Among the group of animals studied, it was noted that primates tended to create dominance hierarchies. In the hierarchies, the primates of the higher rank displaced those of the lower ranks from essential resources such as food, mates, and space. According to the observations, the higher-ranked animals tended to have greater success in reproduction since they enjoyed the advantage of access to greater resources and more mating partners (Doran & Mcneilage,1998). The hierarchy was observed to be dependent on the factors such as sex and age. Furthermore, it was learned through agonistic and affiliative interactions. More to say, the play interactions of primates played a role in the formation of hierarchies.
Mother and Infant Behaviors
The mother and the infant exhibited close relationship. The infant always walked with its mother who offered protection in dangerous situations. Despite the infant being reared by the zoo keepers, it was observed that its maternal bond with the mother still existed. For instance, the mother carried the infant on its back as she walked around. Whenever, she came across edible food varieties, she always offered the infant the opportunity of eating first. During this period of infancy, it was noted that the females joined, thus forming matrilines, which promoted their dominance over an alpha male.
The primates, such as gorillas and chimps, exhibited aggressive behavior. For instance, chimps were observed to gang up to attack a neighboring group of chimps (Doran & Mcneilage, 1998). At the same time, Gorillas stood bipedally, banging their chests with the aim of attacking other groups or animals from other species. In another instance, one male chimp was observed to charge bipedally after a subordinate, which was the expression of aggressive dominance behavior.
The observed primates were seen to jump from one tree branch to another and swing in excitement. They ran around their habitat, engaging in feeble fights. The infant was observed to play with its mother in an attempt to swing, using the flexible tree branches and extended roots. The infant also played with other adult males. At the same time, adult males exhibited play behavior by engaging in feeble fights and scrambles.
Furthermore, the primate groups stood and walked bipedally while making funny sounds as they charged their subordinates.
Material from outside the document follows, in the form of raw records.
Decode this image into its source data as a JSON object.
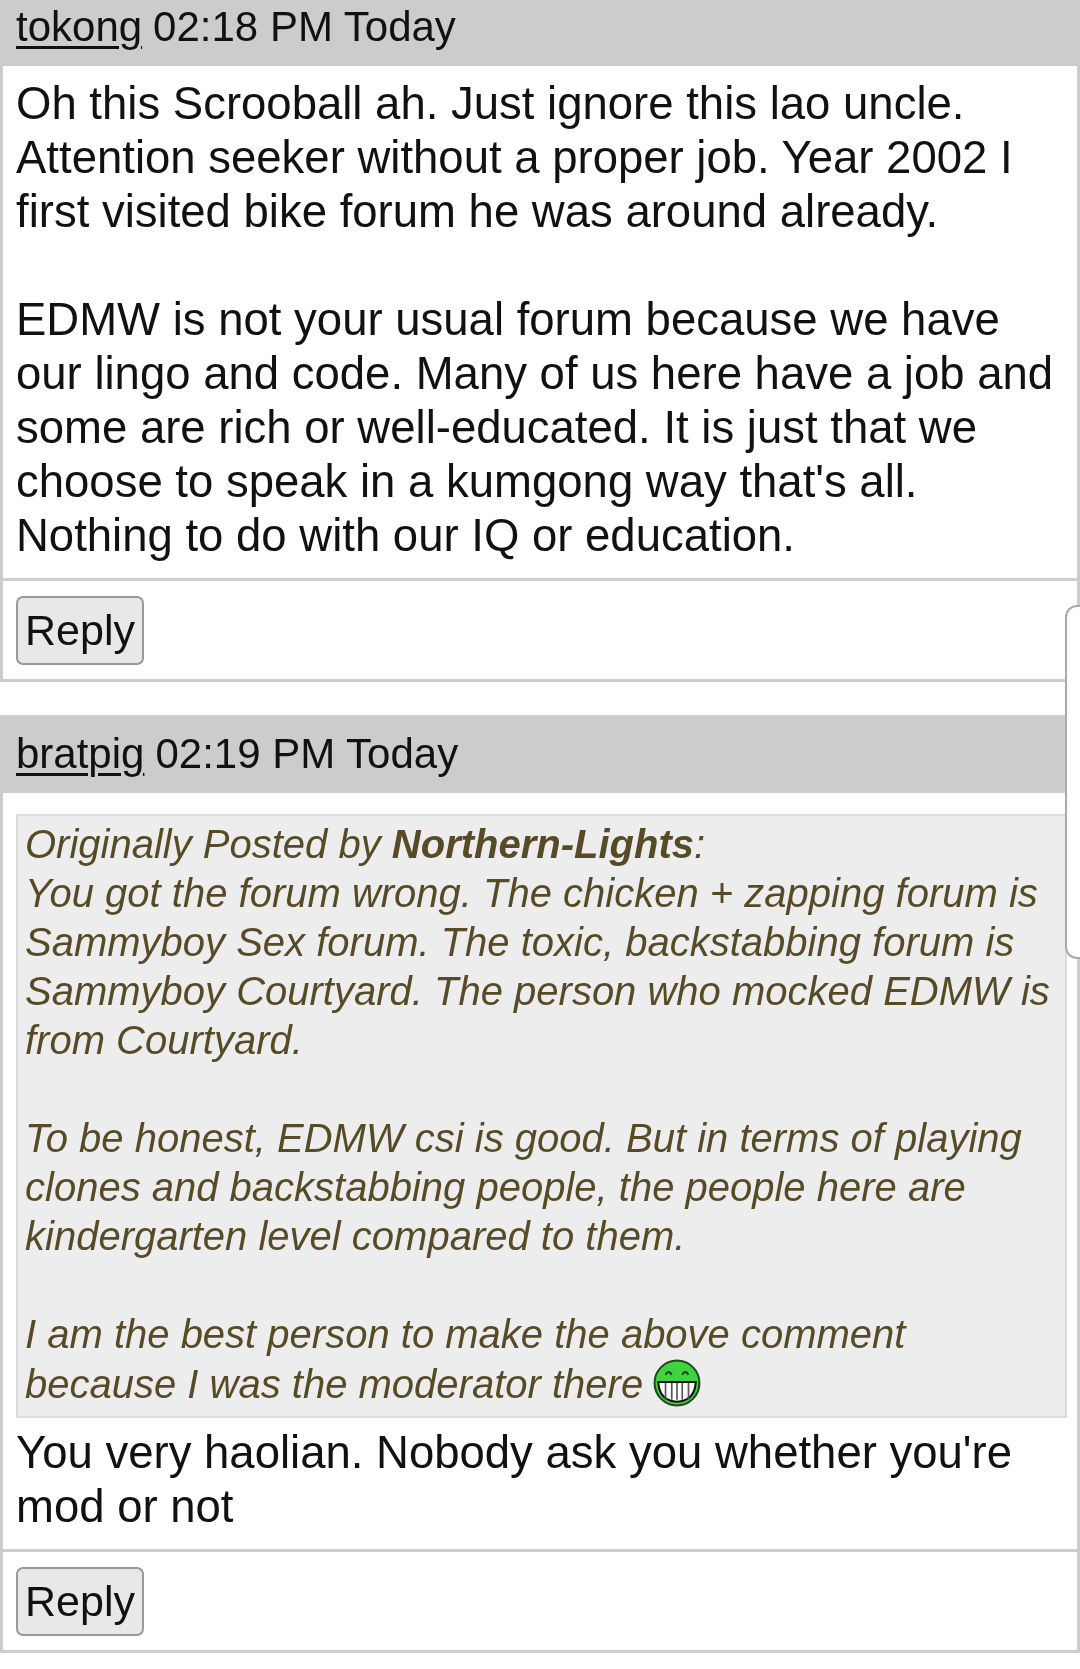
{
  "posts": [
    {
      "username": "tokong",
      "time": "02:18 PM Today",
      "paragraphs": [
        "Oh this Scrooball ah. Just ignore this lao uncle. Attention seeker without a proper job. Year 2002 I first visited bike forum he was around already.",
        "EDMW is not your usual forum because we have our lingo and code. Many of us here have a job and some are rich or well-educated. It is just that we choose to speak in a kumgong way that's all. Nothing to do with our IQ or education."
      ],
      "reply_button": "Reply"
    },
    {
      "username": "bratpig",
      "time": "02:19 PM Today",
      "quote": {
        "attribution": "Originally Posted by **Northern-Lights**:",
        "paragraphs": [
          {
            "text": "You got the forum wrong. The chicken + zapping forum is Sammyboy Sex forum. The toxic, backstabbing forum is Sammyboy Courtyard. The person who mocked EDMW is from Courtyard.",
            "smiley": false
          },
          {
            "text": "To be honest, EDMW csi is good. But in terms of playing clones and backstabbing people, the people here are kindergarten level compared to them.",
            "smiley": false
          },
          {
            "text": "I am the best person to make the above comment because I was the moderator there",
            "smiley": true
          }
        ]
      },
      "paragraphs": [
        "You very haolian. Nobody ask you whether you're mod or not"
      ],
      "reply_button": "Reply"
    }
  ]
}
This play behavior was identified to indicate close interactions and close relationships.
The behaviors exhibited by the primates under observation had a close relation with those of humans. For instance, the above references include play behaviors, communications, relationship, and dominance behaviors. Humans communicate using verbal and non-verbal approaches that are also exhibited by the primates. Moreover, human females show maternal bonding relationships that are also displayed by primates. However, the observed behaviors are less primitive as compared to human actions. During the case study, people tried to engage the primates in a play relationship. For instance, they gave them food and tried to scare them to observe their reactions (Doran & Mcneilage, 1998).
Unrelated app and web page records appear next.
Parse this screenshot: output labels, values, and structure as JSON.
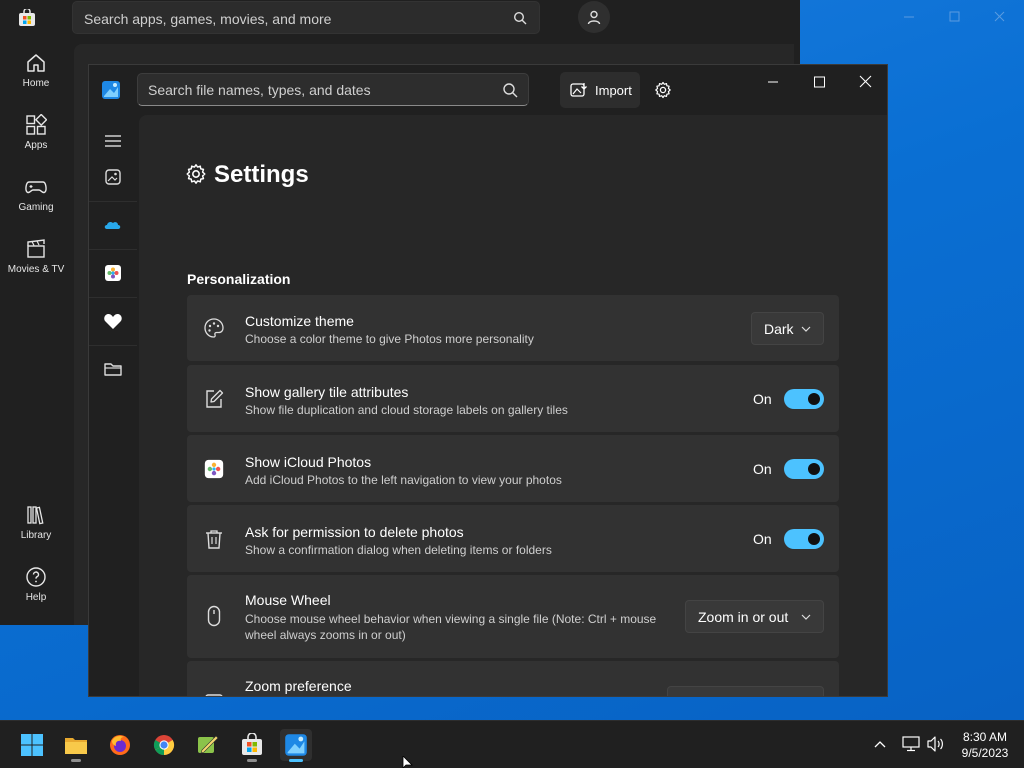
{
  "store": {
    "search_placeholder": "Search apps, games, movies, and more",
    "nav": [
      {
        "label": "Home",
        "icon": "home-icon"
      },
      {
        "label": "Apps",
        "icon": "apps-icon"
      },
      {
        "label": "Gaming",
        "icon": "gamepad-icon"
      },
      {
        "label": "Movies & TV",
        "icon": "clapperboard-icon"
      },
      {
        "label": "Library",
        "icon": "library-icon"
      },
      {
        "label": "Help",
        "icon": "help-icon"
      }
    ]
  },
  "photos": {
    "search_placeholder": "Search file names, types, and dates",
    "import_label": "Import",
    "settings_title": "Settings",
    "section_title": "Personalization",
    "settings": [
      {
        "title": "Customize theme",
        "desc": "Choose a color theme to give Photos more personality",
        "control": "dropdown",
        "value": "Dark",
        "icon": "palette-icon"
      },
      {
        "title": "Show gallery tile attributes",
        "desc": "Show file duplication and cloud storage labels on gallery tiles",
        "control": "toggle",
        "value": "On",
        "icon": "edit-icon"
      },
      {
        "title": "Show iCloud Photos",
        "desc": "Add iCloud Photos to the left navigation to view your photos",
        "control": "toggle",
        "value": "On",
        "icon": "icloud-photos-icon"
      },
      {
        "title": "Ask for permission to delete photos",
        "desc": "Show a confirmation dialog when deleting items or folders",
        "control": "toggle",
        "value": "On",
        "icon": "trash-icon"
      },
      {
        "title": "Mouse Wheel",
        "desc": "Choose mouse wheel behavior when viewing a single file (Note: Ctrl + mouse wheel always zooms in or out)",
        "control": "dropdown",
        "value": "Zoom in or out",
        "icon": "mouse-icon"
      },
      {
        "title": "Zoom preference",
        "desc": "",
        "control": "dropdown",
        "value": "",
        "icon": "zoom-icon"
      }
    ]
  },
  "taskbar": {
    "apps": [
      "start-icon",
      "file-explorer-icon",
      "firefox-icon",
      "chrome-icon",
      "pen-app-icon",
      "store-icon",
      "photos-icon"
    ],
    "time": "8:30 AM",
    "date": "9/5/2023"
  },
  "colors": {
    "accent": "#4cc2ff",
    "window_bg": "#202020",
    "card_bg": "#323232",
    "desktop": "#0b73d6"
  }
}
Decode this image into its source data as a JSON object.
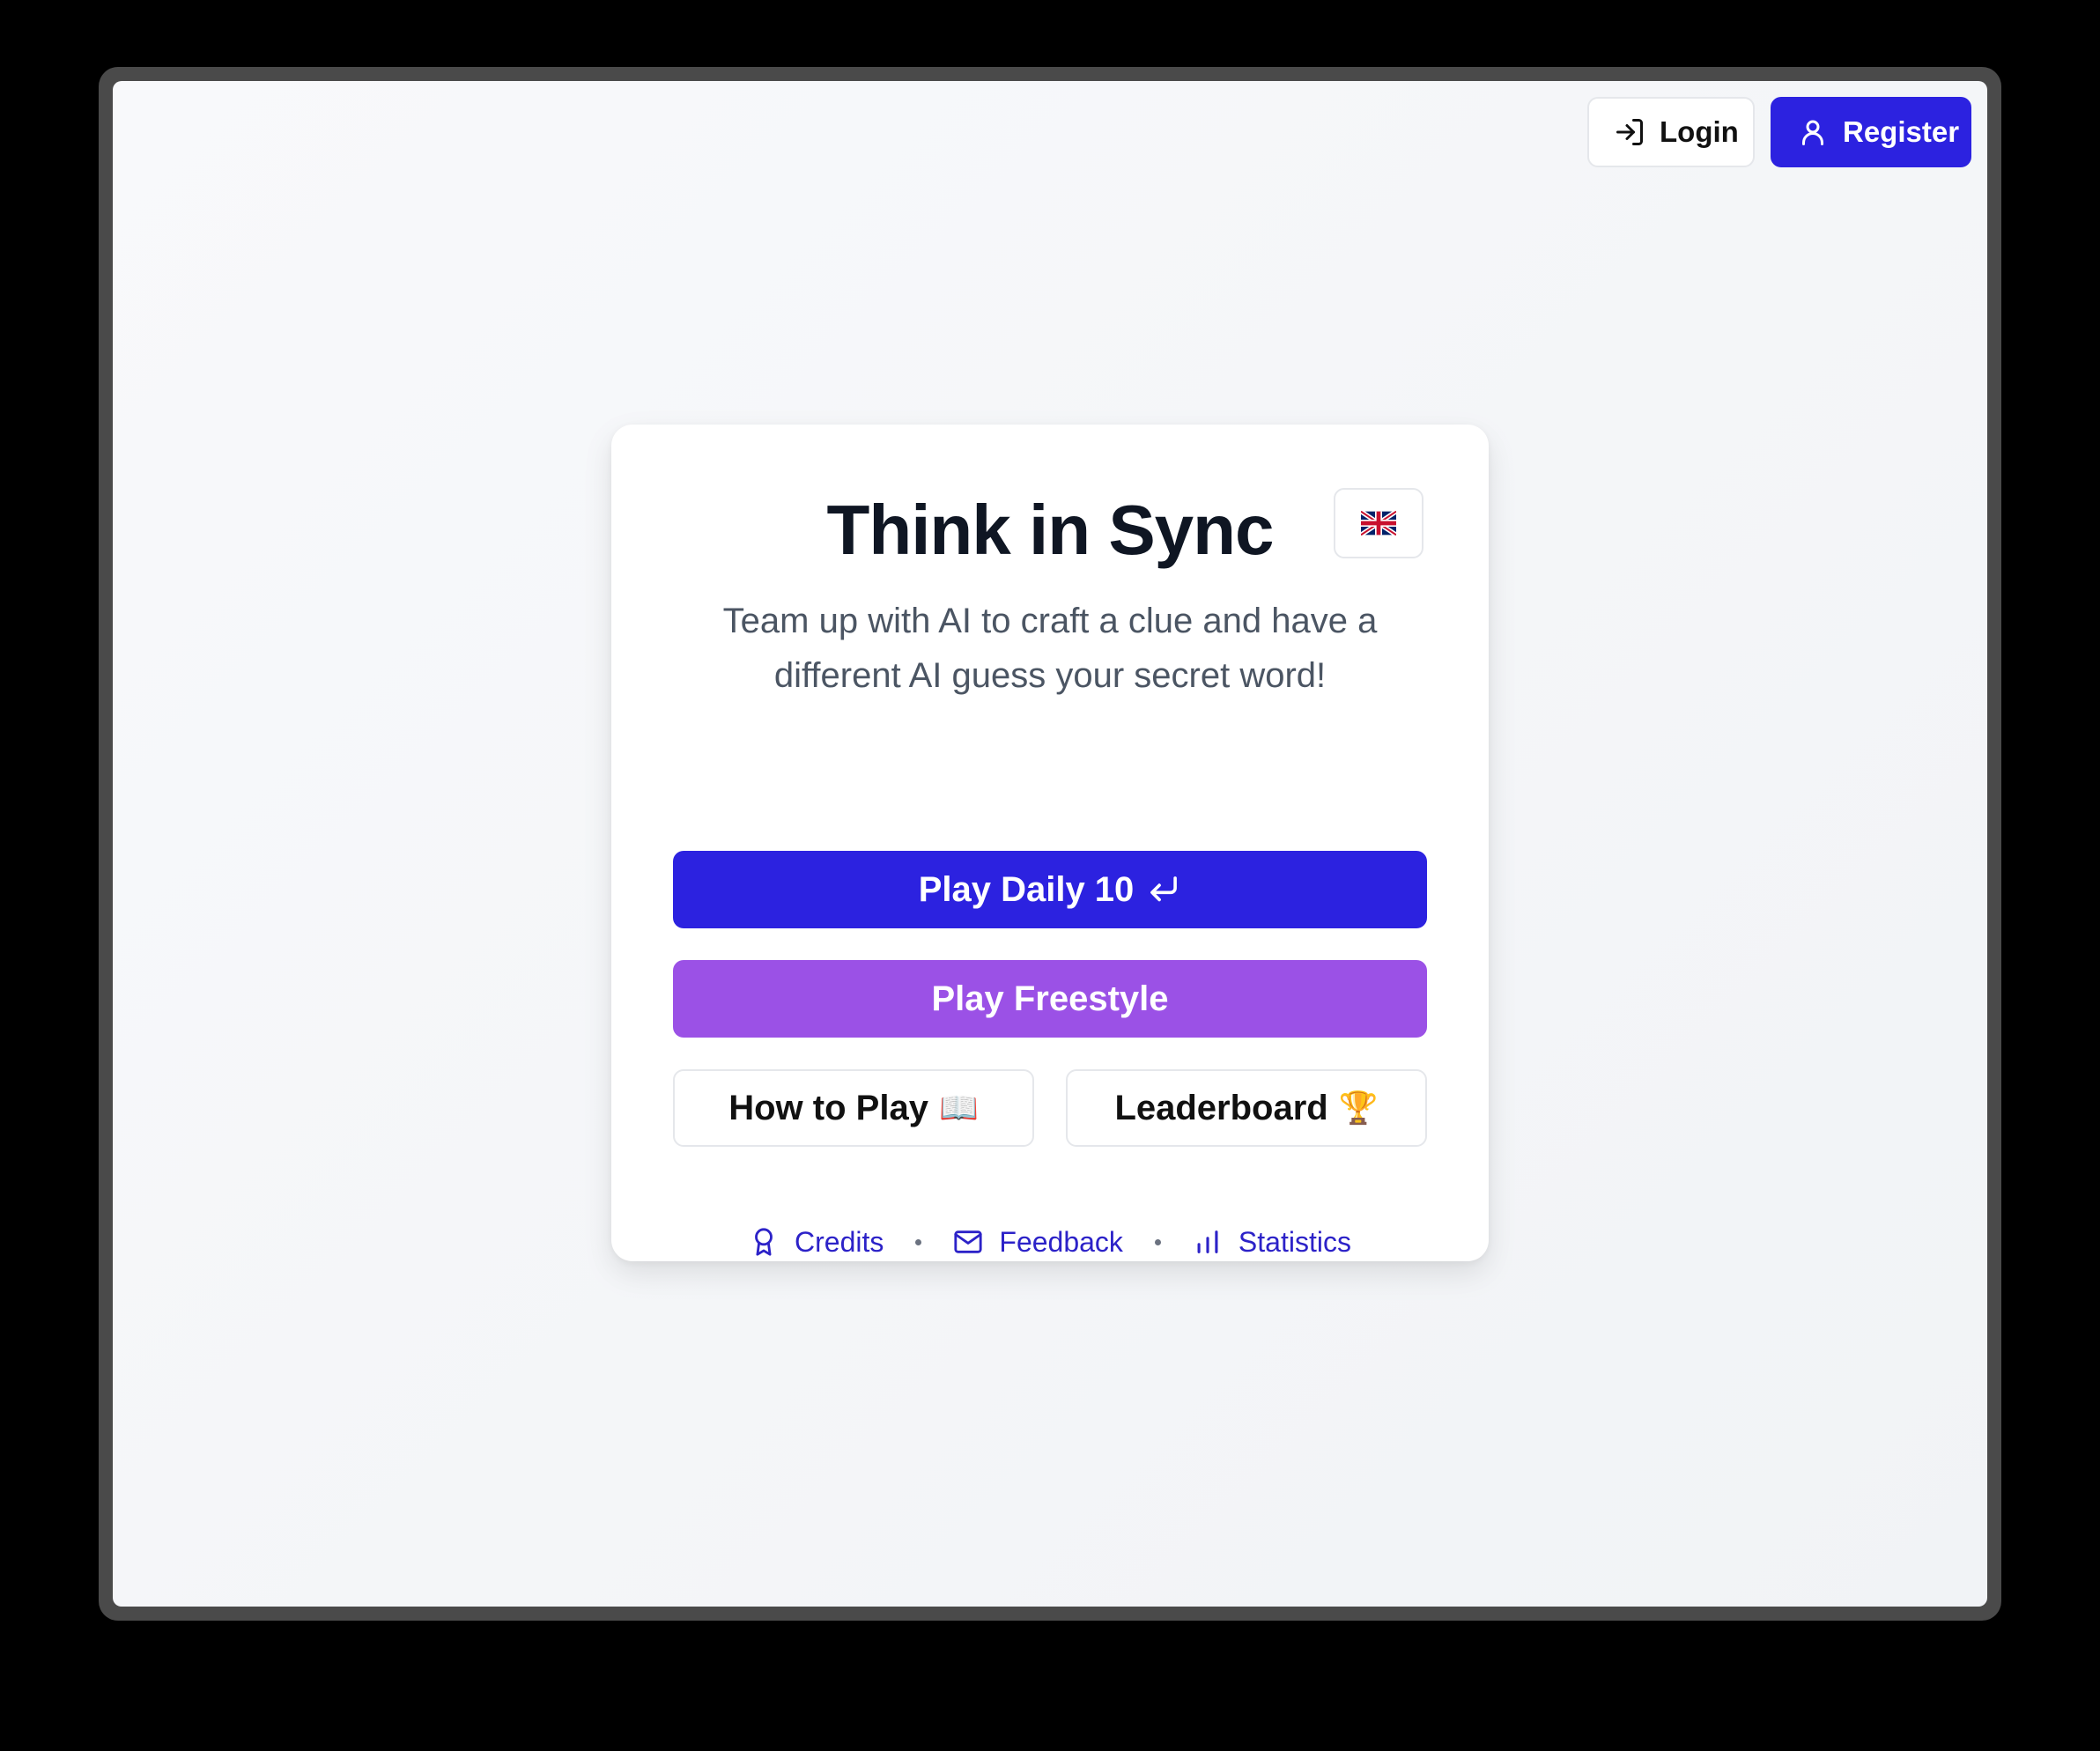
{
  "header": {
    "login_label": "Login",
    "register_label": "Register",
    "login_icon": "login-icon",
    "register_icon": "user-icon"
  },
  "card": {
    "title": "Think in Sync",
    "language_flag": "uk-flag-icon",
    "subtitle": "Team up with AI to craft a clue and have a different AI guess your secret word!",
    "play_daily_label": "Play Daily 10",
    "play_daily_icon": "enter-key-icon",
    "play_freestyle_label": "Play Freestyle",
    "how_to_play_label": "How to Play",
    "how_to_play_emoji": "📖",
    "leaderboard_label": "Leaderboard",
    "leaderboard_emoji": "🏆"
  },
  "footer_links": [
    {
      "label": "Credits",
      "icon": "award-icon"
    },
    {
      "label": "Feedback",
      "icon": "mail-icon"
    },
    {
      "label": "Statistics",
      "icon": "bar-chart-icon"
    }
  ],
  "colors": {
    "primary": "#2c22e0",
    "freestyle": "#9b51e6",
    "title": "#0f1623",
    "subtitle": "#4b5563",
    "link": "#2c22c8"
  }
}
The zoo environment may interfere with the relationship of the infant and mother as the baby could be separated until it reaches certain age, which affects the maternal bond. Furthermore, the caged environment can limit the behavior activities of animals since they are controlled. However, the zoo environment provides activities such as language learning, which improves the intelligence of animals.
The behavior patterns of primates differ slightly from the human behavior due to the different level of advancement. However, they show a close relationship with human behaviors from the modes of communication to the interaction patterns. Thus, primates adapt their adapt according to their environments. In a caged environment such, as the zoo, the animals are a little aggressive as compared to the wild primates. Their behavior patterns have adapted due to their interaction with humans. Therefore, primatologists use the results gathered from the study of primates to understand the actions of humans. Since primates are the immediate ancestors of humans, they serve as the essential subjects for research activities.